Excerpts from a dataset

=== Begin Enclosure ===

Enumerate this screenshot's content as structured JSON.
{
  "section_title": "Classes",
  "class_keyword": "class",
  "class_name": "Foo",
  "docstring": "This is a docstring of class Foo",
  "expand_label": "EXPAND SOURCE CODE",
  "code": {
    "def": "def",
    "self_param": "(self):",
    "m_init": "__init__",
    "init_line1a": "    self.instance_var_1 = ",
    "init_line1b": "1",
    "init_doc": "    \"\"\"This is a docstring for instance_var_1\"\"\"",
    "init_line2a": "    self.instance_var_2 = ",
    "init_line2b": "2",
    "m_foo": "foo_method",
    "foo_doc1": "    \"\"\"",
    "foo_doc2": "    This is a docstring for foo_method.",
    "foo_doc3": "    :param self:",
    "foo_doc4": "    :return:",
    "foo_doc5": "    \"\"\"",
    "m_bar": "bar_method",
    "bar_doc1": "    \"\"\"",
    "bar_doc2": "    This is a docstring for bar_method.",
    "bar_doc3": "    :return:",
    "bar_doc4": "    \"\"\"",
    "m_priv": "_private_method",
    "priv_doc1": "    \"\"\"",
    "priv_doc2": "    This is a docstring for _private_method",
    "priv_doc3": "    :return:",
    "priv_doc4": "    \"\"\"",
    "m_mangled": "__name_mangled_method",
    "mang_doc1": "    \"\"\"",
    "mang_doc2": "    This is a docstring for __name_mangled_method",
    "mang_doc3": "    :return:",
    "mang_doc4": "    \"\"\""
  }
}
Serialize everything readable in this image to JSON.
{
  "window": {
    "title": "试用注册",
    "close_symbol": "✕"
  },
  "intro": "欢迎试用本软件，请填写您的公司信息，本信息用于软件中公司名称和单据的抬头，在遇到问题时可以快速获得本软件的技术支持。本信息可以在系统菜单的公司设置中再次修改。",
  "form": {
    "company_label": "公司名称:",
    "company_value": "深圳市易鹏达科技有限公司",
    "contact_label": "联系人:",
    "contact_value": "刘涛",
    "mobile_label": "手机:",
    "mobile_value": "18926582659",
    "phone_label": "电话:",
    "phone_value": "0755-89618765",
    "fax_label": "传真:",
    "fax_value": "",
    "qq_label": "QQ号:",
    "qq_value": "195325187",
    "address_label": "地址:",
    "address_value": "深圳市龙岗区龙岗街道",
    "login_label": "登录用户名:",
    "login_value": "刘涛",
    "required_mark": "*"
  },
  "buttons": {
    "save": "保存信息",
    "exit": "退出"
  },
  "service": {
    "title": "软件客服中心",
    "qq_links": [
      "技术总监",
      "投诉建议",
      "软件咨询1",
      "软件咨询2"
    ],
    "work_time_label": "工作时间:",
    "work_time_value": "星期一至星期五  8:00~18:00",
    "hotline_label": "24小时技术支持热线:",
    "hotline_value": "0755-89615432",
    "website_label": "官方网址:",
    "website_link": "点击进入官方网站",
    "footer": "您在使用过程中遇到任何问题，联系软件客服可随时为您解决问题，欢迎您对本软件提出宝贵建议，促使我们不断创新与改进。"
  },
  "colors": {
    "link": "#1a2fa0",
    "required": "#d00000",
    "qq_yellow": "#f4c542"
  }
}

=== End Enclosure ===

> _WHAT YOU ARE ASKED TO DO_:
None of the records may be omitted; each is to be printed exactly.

> _SOLUTION FOR THIS EXERCISE_:
Enumerate this screenshot's content as structured JSON.
{
  "section_title": "Classes",
  "class_keyword": "class",
  "class_name": "Foo",
  "docstring": "This is a docstring of class Foo",
  "expand_label": "EXPAND SOURCE CODE",
  "code": {
    "def": "def",
    "self_param": "(self):",
    "m_init": "__init__",
    "init_line1a": "    self.instance_var_1 = ",
    "init_line1b": "1",
    "init_doc": "    \"\"\"This is a docstring for instance_var_1\"\"\"",
    "init_line2a": "    self.instance_var_2 = ",
    "init_line2b": "2",
    "m_foo": "foo_method",
    "foo_doc1": "    \"\"\"",
    "foo_doc2": "    This is a docstring for foo_method.",
    "foo_doc3": "    :param self:",
    "foo_doc4": "    :return:",
    "foo_doc5": "    \"\"\"",
    "m_bar": "bar_method",
    "bar_doc1": "    \"\"\"",
    "bar_doc2": "    This is a docstring for bar_method.",
    "bar_doc3": "    :return:",
    "bar_doc4": "    \"\"\"",
    "m_priv": "_private_method",
    "priv_doc1": "    \"\"\"",
    "priv_doc2": "    This is a docstring for _private_method",
    "priv_doc3": "    :return:",
    "priv_doc4": "    \"\"\"",
    "m_mangled": "__name_mangled_method",
    "mang_doc1": "    \"\"\"",
    "mang_doc2": "    This is a docstring for __name_mangled_method",
    "mang_doc3": "    :return:",
    "mang_doc4": "    \"\"\""
  }
}
Serialize everything readable in this image to JSON.
{
  "window": {
    "title": "试用注册",
    "close_symbol": "✕"
  },
  "intro": "欢迎试用本软件，请填写您的公司信息，本信息用于软件中公司名称和单据的抬头，在遇到问题时可以快速获得本软件的技术支持。本信息可以在系统菜单的公司设置中再次修改。",
  "form": {
    "company_label": "公司名称:",
    "company_value": "深圳市易鹏达科技有限公司",
    "contact_label": "联系人:",
    "contact_value": "刘涛",
    "mobile_label": "手机:",
    "mobile_value": "18926582659",
    "phone_label": "电话:",
    "phone_value": "0755-89618765",
    "fax_label": "传真:",
    "fax_value": "",
    "qq_label": "QQ号:",
    "qq_value": "195325187",
    "address_label": "地址:",
    "address_value": "深圳市龙岗区龙岗街道",
    "login_label": "登录用户名:",
    "login_value": "刘涛",
    "required_mark": "*"
  },
  "buttons": {
    "save": "保存信息",
    "exit": "退出"
  },
  "service": {
    "title": "软件客服中心",
    "qq_links": [
      "技术总监",
      "投诉建议",
      "软件咨询1",
      "软件咨询2"
    ],
    "work_time_label": "工作时间:",
    "work_time_value": "星期一至星期五  8:00~18:00",
    "hotline_label": "24小时技术支持热线:",
    "hotline_value": "0755-89615432",
    "website_label": "官方网址:",
    "website_link": "点击进入官方网站",
    "footer": "您在使用过程中遇到任何问题，联系软件客服可随时为您解决问题，欢迎您对本软件提出宝贵建议，促使我们不断创新与改进。"
  },
  "colors": {
    "link": "#1a2fa0",
    "required": "#d00000",
    "qq_yellow": "#f4c542"
  }
}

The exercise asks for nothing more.